Material provided below:

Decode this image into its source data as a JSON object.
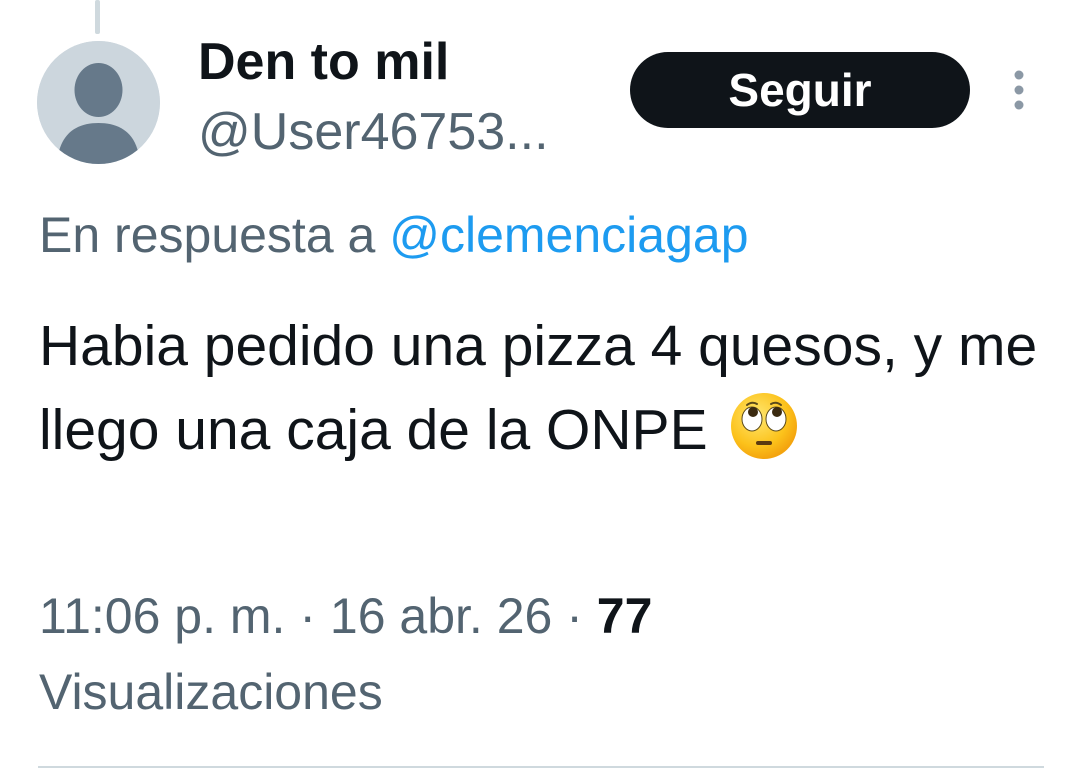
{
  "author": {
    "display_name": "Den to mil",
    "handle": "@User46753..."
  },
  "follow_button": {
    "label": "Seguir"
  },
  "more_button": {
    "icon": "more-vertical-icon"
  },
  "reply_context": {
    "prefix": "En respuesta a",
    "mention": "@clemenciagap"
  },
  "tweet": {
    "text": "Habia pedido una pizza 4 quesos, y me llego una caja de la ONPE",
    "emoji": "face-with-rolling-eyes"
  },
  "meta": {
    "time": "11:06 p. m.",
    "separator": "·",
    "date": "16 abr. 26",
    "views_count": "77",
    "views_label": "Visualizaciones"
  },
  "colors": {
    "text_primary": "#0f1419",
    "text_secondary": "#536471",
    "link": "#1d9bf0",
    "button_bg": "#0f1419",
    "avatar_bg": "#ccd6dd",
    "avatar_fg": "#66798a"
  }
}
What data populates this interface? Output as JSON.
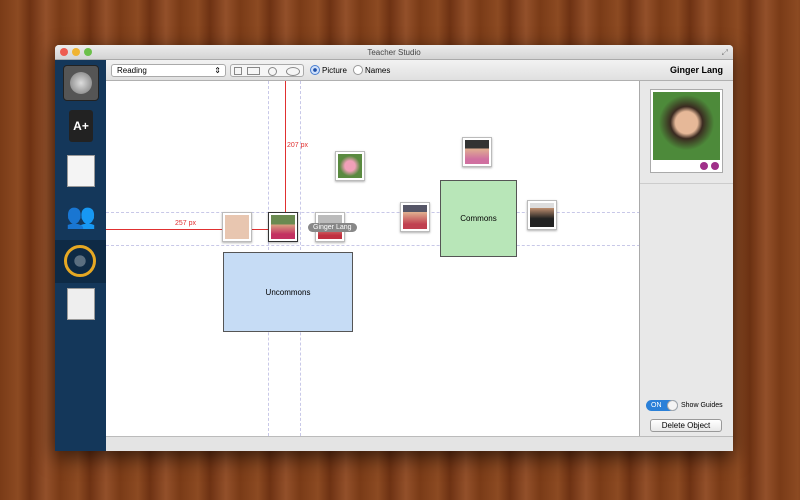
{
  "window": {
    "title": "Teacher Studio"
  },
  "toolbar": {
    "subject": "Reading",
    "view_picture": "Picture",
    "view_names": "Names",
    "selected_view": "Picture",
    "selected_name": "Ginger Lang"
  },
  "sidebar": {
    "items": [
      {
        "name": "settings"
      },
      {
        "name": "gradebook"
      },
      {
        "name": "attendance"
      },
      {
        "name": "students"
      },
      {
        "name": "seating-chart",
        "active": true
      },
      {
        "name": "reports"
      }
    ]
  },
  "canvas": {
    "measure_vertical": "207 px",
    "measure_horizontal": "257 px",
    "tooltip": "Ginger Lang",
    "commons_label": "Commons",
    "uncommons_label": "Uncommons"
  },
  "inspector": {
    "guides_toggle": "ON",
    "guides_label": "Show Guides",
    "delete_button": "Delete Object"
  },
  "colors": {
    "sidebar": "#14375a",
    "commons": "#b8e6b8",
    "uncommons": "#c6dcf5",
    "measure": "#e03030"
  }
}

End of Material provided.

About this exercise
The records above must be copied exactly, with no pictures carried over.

Solution to this problem
Decode this image into its source data as a JSON object.
{
  "author": {
    "display_name": "Den to mil",
    "handle": "@User46753..."
  },
  "follow_button": {
    "label": "Seguir"
  },
  "more_button": {
    "icon": "more-vertical-icon"
  },
  "reply_context": {
    "prefix": "En respuesta a",
    "mention": "@clemenciagap"
  },
  "tweet": {
    "text": "Habia pedido una pizza 4 quesos, y me llego una caja de la ONPE",
    "emoji": "face-with-rolling-eyes"
  },
  "meta": {
    "time": "11:06 p. m.",
    "separator": "·",
    "date": "16 abr. 26",
    "views_count": "77",
    "views_label": "Visualizaciones"
  },
  "colors": {
    "text_primary": "#0f1419",
    "text_secondary": "#536471",
    "link": "#1d9bf0",
    "button_bg": "#0f1419",
    "avatar_bg": "#ccd6dd",
    "avatar_fg": "#66798a"
  }
}
What data populates this interface? Output as JSON.
{
  "window": {
    "title": "Teacher Studio"
  },
  "toolbar": {
    "subject": "Reading",
    "view_picture": "Picture",
    "view_names": "Names",
    "selected_view": "Picture",
    "selected_name": "Ginger Lang"
  },
  "sidebar": {
    "items": [
      {
        "name": "settings"
      },
      {
        "name": "gradebook"
      },
      {
        "name": "attendance"
      },
      {
        "name": "students"
      },
      {
        "name": "seating-chart",
        "active": true
      },
      {
        "name": "reports"
      }
    ]
  },
  "canvas": {
    "measure_vertical": "207 px",
    "measure_horizontal": "257 px",
    "tooltip": "Ginger Lang",
    "commons_label": "Commons",
    "uncommons_label": "Uncommons"
  },
  "inspector": {
    "guides_toggle": "ON",
    "guides_label": "Show Guides",
    "delete_button": "Delete Object"
  },
  "colors": {
    "sidebar": "#14375a",
    "commons": "#b8e6b8",
    "uncommons": "#c6dcf5",
    "measure": "#e03030"
  }
}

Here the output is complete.